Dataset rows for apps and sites
----

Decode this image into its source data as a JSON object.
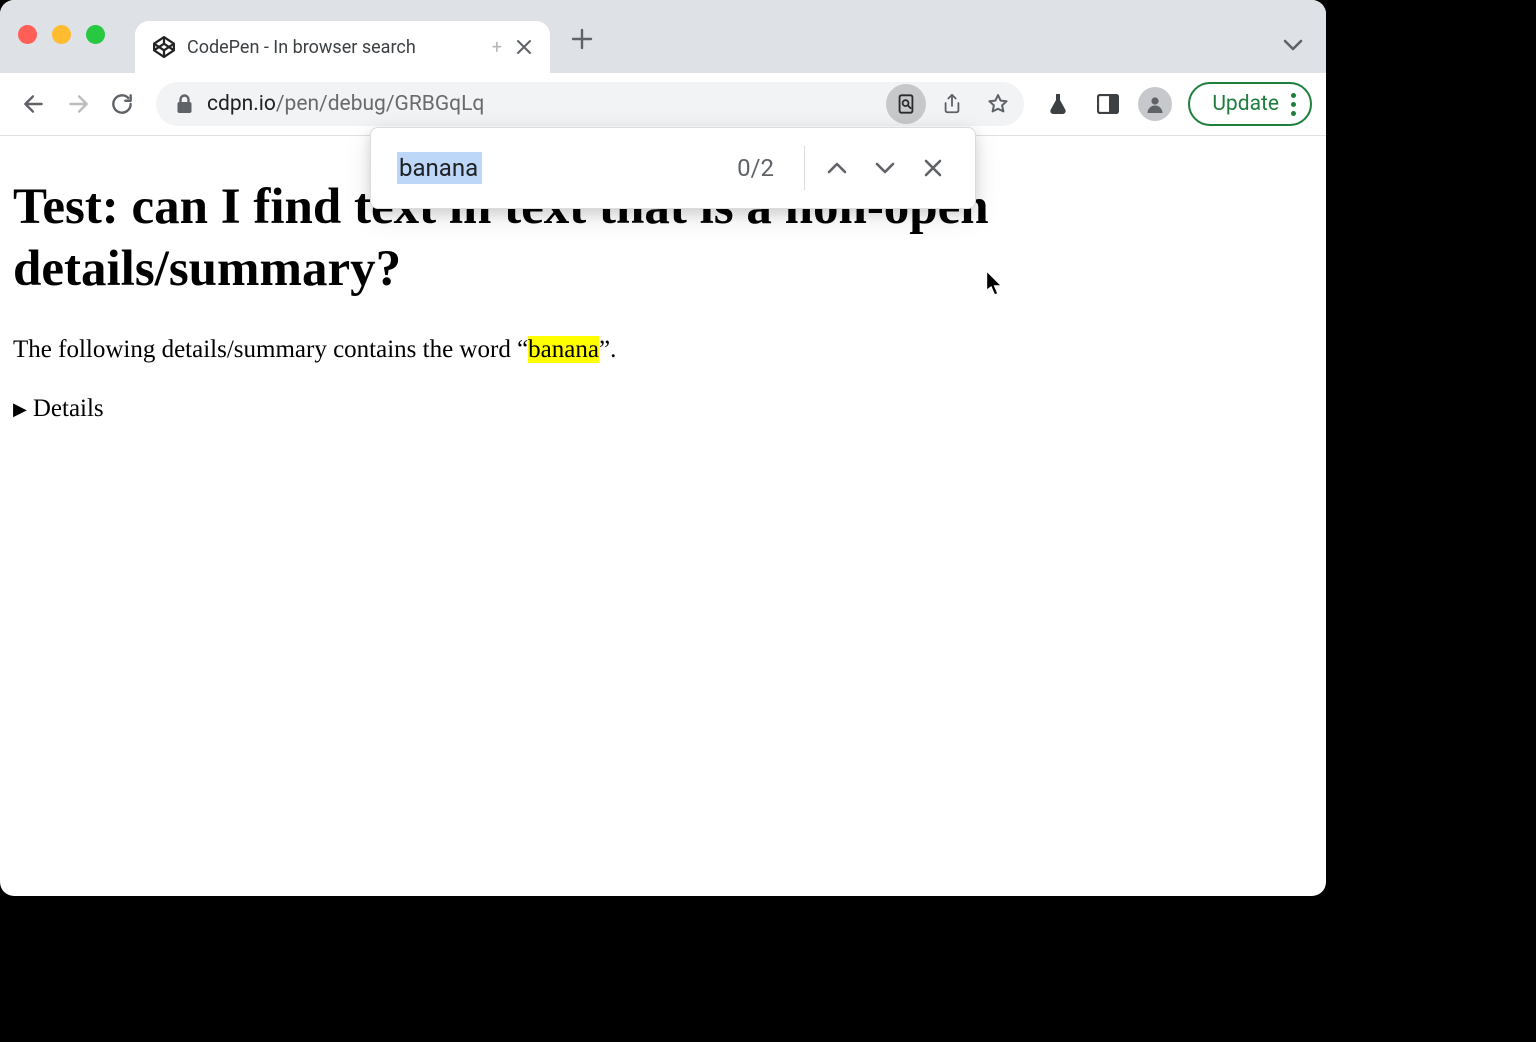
{
  "tab": {
    "title": "CodePen - In browser search"
  },
  "address": {
    "domain": "cdpn.io",
    "path": "/pen/debug/GRBGqLq"
  },
  "toolbar": {
    "update_label": "Update"
  },
  "find": {
    "query": "banana",
    "count": "0/2"
  },
  "page": {
    "heading": "Test: can I find text in text that is a non-open details/summary?",
    "para_prefix": "The following details/summary contains the word “",
    "para_highlight": "banana",
    "para_suffix": "”.",
    "details_summary": "Details"
  }
}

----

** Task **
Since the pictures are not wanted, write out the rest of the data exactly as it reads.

** Answer area **
Decode this image into its source data as a JSON object.
{
  "tab": {
    "title": "CodePen - In browser search"
  },
  "address": {
    "domain": "cdpn.io",
    "path": "/pen/debug/GRBGqLq"
  },
  "toolbar": {
    "update_label": "Update"
  },
  "find": {
    "query": "banana",
    "count": "0/2"
  },
  "page": {
    "heading": "Test: can I find text in text that is a non-open details/summary?",
    "para_prefix": "The following details/summary contains the word “",
    "para_highlight": "banana",
    "para_suffix": "”.",
    "details_summary": "Details"
  }
}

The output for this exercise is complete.